Work to be completed
Look over the material for the string "media". Copy every line where it turns up.

Given information

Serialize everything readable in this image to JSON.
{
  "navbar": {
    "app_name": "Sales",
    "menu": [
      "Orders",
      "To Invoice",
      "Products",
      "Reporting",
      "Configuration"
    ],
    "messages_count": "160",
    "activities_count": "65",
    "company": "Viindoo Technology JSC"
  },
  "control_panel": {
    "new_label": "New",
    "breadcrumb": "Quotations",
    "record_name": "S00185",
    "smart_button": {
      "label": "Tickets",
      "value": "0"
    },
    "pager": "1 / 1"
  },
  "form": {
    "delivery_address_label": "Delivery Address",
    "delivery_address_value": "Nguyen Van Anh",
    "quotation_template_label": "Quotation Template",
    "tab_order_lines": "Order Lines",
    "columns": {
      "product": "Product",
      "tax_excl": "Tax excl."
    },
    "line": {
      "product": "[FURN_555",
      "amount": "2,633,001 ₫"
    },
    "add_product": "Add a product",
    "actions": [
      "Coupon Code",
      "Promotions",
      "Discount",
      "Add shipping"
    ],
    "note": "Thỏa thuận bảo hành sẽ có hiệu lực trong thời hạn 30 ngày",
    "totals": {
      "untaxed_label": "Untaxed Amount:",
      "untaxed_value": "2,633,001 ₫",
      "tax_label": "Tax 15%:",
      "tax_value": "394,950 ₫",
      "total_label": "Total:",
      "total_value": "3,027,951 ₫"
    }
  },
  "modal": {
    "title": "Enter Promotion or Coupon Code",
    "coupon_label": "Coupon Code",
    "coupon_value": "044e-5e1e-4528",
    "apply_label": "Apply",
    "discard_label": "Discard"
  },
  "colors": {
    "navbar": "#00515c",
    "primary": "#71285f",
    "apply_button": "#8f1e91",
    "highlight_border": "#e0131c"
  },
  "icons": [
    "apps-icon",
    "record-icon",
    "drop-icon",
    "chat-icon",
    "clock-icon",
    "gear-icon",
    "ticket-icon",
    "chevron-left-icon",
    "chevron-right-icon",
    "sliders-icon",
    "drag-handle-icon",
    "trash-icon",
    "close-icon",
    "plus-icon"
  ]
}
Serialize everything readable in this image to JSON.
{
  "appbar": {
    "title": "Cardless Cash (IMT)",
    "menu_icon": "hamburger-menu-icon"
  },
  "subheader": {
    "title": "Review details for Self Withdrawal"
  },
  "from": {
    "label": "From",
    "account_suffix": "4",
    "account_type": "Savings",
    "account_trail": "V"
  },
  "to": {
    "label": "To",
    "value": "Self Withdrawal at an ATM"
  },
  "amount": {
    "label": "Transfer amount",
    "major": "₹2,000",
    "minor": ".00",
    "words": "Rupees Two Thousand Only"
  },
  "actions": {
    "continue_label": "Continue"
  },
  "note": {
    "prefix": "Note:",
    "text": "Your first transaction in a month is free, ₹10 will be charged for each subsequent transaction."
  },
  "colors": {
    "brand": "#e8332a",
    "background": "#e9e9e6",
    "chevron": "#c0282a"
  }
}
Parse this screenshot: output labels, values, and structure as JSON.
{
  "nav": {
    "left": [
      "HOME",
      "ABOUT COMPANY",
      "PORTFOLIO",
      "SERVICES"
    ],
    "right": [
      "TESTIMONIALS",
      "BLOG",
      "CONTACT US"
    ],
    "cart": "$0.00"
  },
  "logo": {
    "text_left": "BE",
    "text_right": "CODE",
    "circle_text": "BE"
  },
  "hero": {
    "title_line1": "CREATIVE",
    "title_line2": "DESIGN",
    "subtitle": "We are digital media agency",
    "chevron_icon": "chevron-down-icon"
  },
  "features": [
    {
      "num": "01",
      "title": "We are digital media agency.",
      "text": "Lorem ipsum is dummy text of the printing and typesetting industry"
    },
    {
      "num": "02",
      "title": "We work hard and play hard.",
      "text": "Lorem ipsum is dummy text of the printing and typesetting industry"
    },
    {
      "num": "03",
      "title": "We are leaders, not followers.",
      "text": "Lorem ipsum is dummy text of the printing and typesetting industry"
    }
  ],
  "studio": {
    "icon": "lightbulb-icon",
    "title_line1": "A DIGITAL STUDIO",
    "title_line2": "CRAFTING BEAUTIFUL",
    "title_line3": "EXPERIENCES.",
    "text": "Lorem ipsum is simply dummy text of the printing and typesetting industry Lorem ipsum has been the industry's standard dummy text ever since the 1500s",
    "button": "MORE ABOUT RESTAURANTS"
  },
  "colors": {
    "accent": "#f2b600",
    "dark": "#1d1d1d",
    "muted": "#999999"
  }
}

Answer to this task
    "subtitle": "We are digital media agency",
      "title": "We are digital media agency.",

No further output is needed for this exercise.